» **Your goal**
Find and copy the lines in the records beneath this task that contain the word "mnemonic".
(Dataset extract Opens)
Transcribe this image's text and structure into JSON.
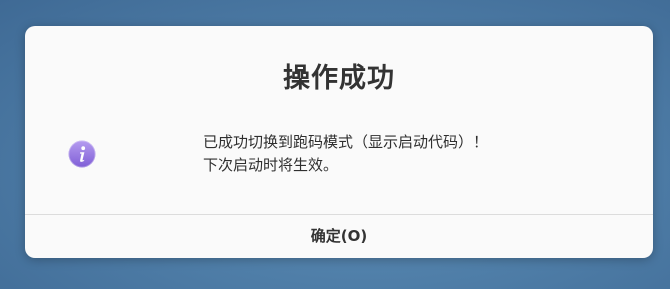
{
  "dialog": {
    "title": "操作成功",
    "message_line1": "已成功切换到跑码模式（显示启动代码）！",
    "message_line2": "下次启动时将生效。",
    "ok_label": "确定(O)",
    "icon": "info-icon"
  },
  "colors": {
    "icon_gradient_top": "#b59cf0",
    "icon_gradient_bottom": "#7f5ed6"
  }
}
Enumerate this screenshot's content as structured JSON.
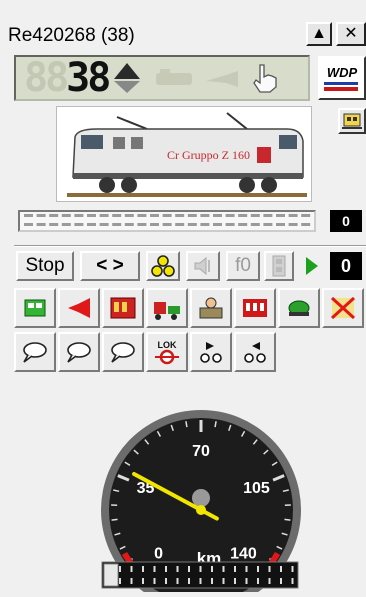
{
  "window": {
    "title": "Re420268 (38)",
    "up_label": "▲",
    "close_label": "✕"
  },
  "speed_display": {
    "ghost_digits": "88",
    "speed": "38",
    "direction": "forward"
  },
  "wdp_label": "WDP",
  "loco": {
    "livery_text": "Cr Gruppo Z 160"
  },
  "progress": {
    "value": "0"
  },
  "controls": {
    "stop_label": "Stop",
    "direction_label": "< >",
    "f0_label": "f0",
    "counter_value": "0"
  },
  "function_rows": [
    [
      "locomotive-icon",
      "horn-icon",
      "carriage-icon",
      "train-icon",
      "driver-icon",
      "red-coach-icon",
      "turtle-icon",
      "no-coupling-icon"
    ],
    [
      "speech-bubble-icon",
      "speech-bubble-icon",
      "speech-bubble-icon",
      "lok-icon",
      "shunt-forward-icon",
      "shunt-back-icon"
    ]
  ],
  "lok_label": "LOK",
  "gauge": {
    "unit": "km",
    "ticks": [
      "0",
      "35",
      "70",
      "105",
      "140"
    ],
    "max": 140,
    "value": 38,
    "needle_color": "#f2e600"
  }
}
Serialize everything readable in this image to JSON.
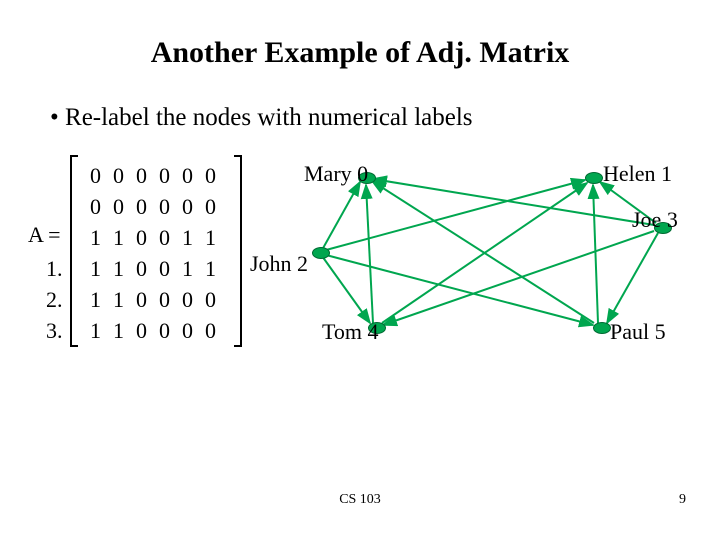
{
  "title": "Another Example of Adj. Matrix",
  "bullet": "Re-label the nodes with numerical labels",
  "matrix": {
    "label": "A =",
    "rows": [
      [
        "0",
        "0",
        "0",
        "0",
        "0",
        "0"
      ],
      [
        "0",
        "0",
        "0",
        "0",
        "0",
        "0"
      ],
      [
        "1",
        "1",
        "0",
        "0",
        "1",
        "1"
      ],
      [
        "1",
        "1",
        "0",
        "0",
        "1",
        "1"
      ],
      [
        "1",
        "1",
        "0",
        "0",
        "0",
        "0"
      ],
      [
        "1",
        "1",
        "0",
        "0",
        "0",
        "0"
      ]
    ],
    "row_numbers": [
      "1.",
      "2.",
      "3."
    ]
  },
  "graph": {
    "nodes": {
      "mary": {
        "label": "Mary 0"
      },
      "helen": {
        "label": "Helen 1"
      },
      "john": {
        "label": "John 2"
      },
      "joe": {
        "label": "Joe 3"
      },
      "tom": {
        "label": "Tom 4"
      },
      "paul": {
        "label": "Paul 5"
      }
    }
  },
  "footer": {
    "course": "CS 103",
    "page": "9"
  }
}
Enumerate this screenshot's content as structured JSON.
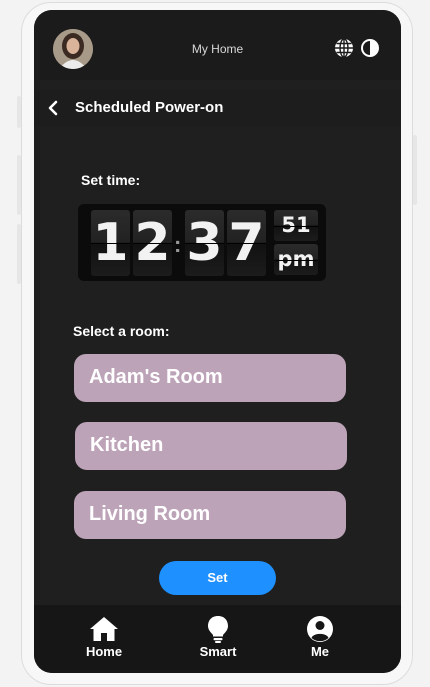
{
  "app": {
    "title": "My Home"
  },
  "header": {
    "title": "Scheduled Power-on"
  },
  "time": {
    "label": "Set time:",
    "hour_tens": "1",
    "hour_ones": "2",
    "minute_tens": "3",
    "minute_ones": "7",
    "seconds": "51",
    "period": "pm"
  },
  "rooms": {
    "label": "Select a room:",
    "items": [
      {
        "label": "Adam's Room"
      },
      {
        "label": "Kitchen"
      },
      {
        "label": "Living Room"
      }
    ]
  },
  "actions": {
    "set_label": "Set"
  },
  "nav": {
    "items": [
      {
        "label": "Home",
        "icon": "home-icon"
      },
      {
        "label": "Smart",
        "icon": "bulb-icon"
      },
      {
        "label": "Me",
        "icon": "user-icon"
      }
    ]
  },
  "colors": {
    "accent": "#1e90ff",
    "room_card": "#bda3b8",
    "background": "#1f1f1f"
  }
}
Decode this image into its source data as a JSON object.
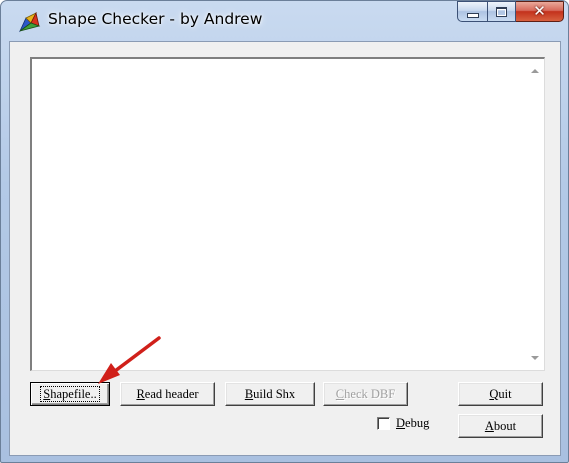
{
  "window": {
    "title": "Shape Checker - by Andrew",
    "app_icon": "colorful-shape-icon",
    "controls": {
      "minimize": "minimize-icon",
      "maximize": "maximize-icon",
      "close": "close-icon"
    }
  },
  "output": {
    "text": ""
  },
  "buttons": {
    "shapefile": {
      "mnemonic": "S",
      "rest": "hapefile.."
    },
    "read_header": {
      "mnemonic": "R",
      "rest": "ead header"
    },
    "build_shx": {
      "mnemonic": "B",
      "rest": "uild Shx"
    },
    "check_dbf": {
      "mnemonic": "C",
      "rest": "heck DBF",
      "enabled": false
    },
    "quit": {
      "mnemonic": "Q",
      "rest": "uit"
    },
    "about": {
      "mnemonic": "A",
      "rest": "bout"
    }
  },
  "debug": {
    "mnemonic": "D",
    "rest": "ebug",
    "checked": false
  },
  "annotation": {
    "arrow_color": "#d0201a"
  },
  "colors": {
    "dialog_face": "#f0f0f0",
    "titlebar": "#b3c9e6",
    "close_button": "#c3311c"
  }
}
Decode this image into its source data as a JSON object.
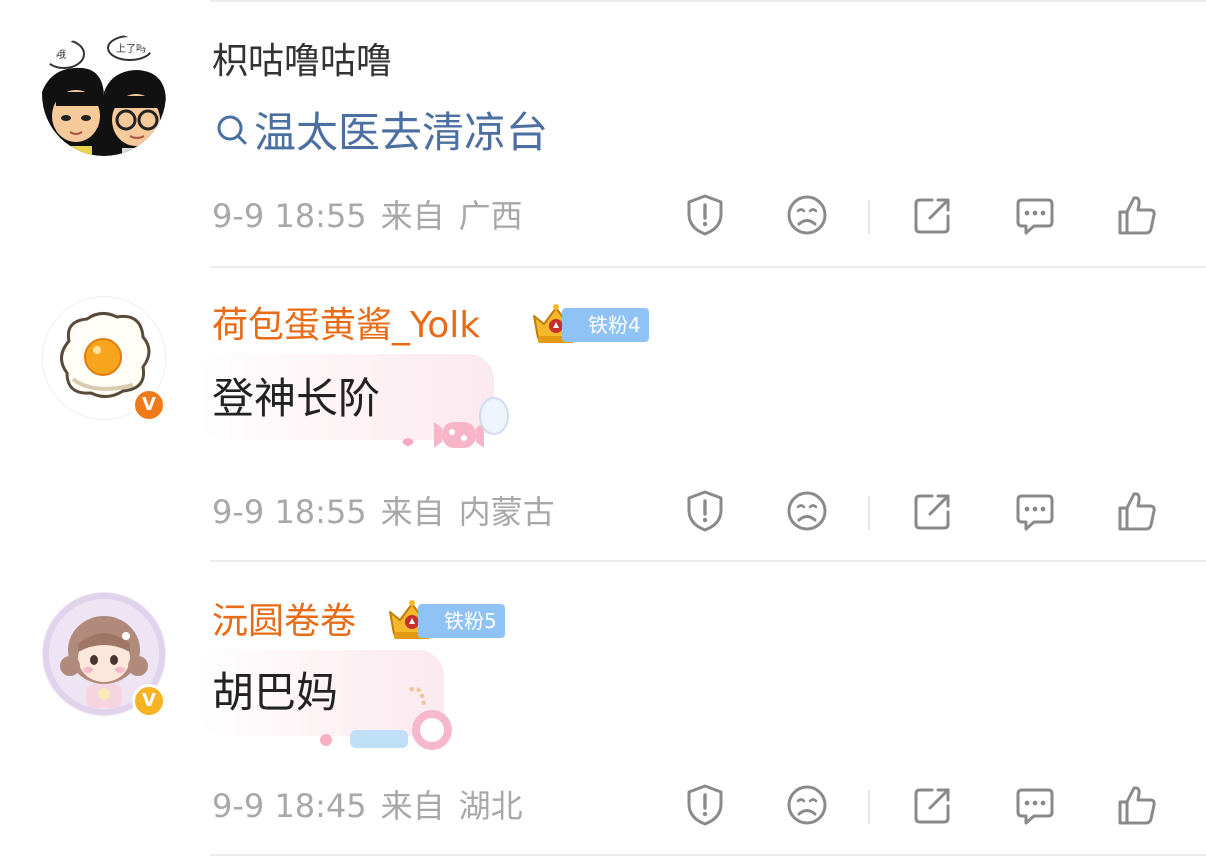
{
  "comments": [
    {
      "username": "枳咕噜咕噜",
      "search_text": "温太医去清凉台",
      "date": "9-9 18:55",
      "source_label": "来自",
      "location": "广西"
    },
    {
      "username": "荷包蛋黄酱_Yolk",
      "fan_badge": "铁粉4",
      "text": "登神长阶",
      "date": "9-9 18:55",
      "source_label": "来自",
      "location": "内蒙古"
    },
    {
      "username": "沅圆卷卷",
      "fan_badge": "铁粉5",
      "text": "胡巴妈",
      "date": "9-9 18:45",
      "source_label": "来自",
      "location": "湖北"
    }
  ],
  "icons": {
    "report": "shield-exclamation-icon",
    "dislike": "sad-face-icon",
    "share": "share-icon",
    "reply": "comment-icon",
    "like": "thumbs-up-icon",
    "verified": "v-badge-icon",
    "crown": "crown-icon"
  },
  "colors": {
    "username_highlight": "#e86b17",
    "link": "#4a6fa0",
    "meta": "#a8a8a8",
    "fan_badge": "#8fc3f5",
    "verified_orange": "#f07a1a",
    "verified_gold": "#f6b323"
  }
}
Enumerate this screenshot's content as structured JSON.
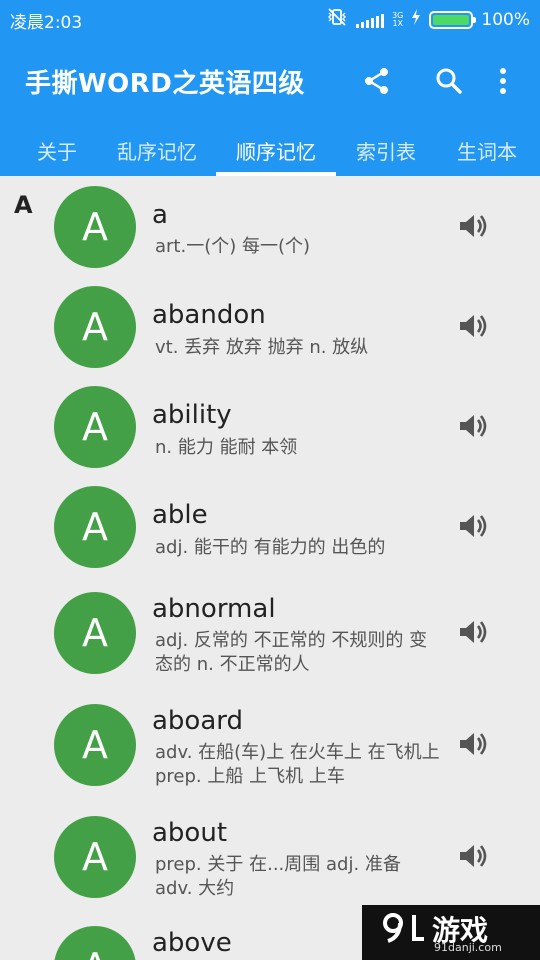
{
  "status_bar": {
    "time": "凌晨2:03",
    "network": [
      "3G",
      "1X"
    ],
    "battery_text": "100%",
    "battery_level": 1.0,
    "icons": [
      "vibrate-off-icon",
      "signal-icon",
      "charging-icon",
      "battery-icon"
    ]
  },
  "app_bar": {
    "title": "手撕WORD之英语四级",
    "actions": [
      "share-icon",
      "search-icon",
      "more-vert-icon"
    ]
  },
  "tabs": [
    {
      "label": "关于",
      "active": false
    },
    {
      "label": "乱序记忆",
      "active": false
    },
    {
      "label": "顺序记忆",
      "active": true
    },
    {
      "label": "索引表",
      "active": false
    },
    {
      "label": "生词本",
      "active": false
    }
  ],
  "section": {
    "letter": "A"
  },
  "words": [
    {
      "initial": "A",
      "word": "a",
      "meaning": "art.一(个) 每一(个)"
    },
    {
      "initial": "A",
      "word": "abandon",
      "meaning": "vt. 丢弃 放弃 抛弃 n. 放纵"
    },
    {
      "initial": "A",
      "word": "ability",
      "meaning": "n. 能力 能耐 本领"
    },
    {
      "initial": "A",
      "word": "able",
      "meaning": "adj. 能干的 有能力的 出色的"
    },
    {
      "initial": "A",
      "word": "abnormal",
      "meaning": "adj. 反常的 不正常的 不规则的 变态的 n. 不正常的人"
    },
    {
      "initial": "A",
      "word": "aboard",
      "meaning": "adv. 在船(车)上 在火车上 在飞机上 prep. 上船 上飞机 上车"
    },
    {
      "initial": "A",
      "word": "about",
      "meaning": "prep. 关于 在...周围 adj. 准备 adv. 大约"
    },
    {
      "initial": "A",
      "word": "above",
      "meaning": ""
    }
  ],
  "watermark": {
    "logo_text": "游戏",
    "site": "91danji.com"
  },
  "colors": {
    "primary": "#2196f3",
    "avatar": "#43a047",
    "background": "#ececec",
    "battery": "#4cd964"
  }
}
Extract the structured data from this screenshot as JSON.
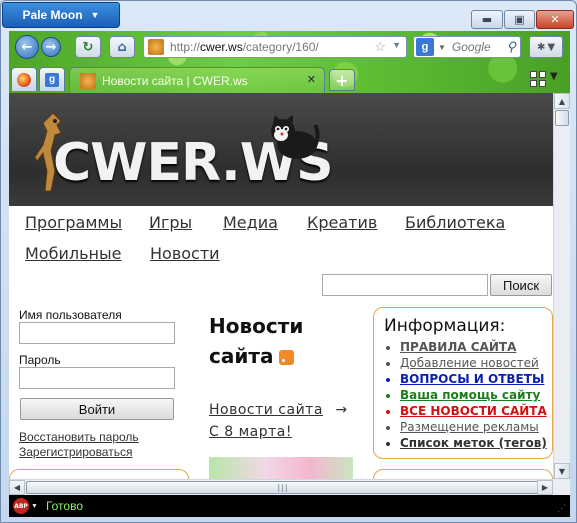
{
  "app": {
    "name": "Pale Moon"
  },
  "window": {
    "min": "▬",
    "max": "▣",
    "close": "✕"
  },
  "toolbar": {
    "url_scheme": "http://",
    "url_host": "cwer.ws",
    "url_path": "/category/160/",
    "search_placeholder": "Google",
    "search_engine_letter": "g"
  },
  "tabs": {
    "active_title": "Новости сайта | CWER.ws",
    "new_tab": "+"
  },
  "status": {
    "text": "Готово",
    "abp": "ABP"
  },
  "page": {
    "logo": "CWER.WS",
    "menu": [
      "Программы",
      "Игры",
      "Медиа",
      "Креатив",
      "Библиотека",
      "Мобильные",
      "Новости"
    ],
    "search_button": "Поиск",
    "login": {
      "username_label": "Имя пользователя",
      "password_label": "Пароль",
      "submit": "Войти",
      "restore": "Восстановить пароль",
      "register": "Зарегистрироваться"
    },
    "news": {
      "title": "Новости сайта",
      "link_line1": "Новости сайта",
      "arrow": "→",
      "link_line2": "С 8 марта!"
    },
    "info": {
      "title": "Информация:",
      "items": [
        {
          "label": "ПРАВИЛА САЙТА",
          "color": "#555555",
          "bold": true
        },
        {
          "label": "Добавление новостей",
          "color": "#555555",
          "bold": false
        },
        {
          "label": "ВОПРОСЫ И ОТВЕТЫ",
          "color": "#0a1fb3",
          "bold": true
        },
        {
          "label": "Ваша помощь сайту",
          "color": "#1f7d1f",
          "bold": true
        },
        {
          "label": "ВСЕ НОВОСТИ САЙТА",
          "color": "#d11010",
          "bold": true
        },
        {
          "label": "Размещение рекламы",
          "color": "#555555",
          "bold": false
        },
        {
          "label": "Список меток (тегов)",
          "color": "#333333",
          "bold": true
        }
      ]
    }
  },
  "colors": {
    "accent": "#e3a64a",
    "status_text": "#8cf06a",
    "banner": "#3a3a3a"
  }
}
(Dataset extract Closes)
» **Result of the exercise**
      "mnemonic": "S",
      "mnemonic": "R",
      "mnemonic": "B",
      "mnemonic": "C",
      "mnemonic": "Q",
      "mnemonic": "A",
    "mnemonic": "D",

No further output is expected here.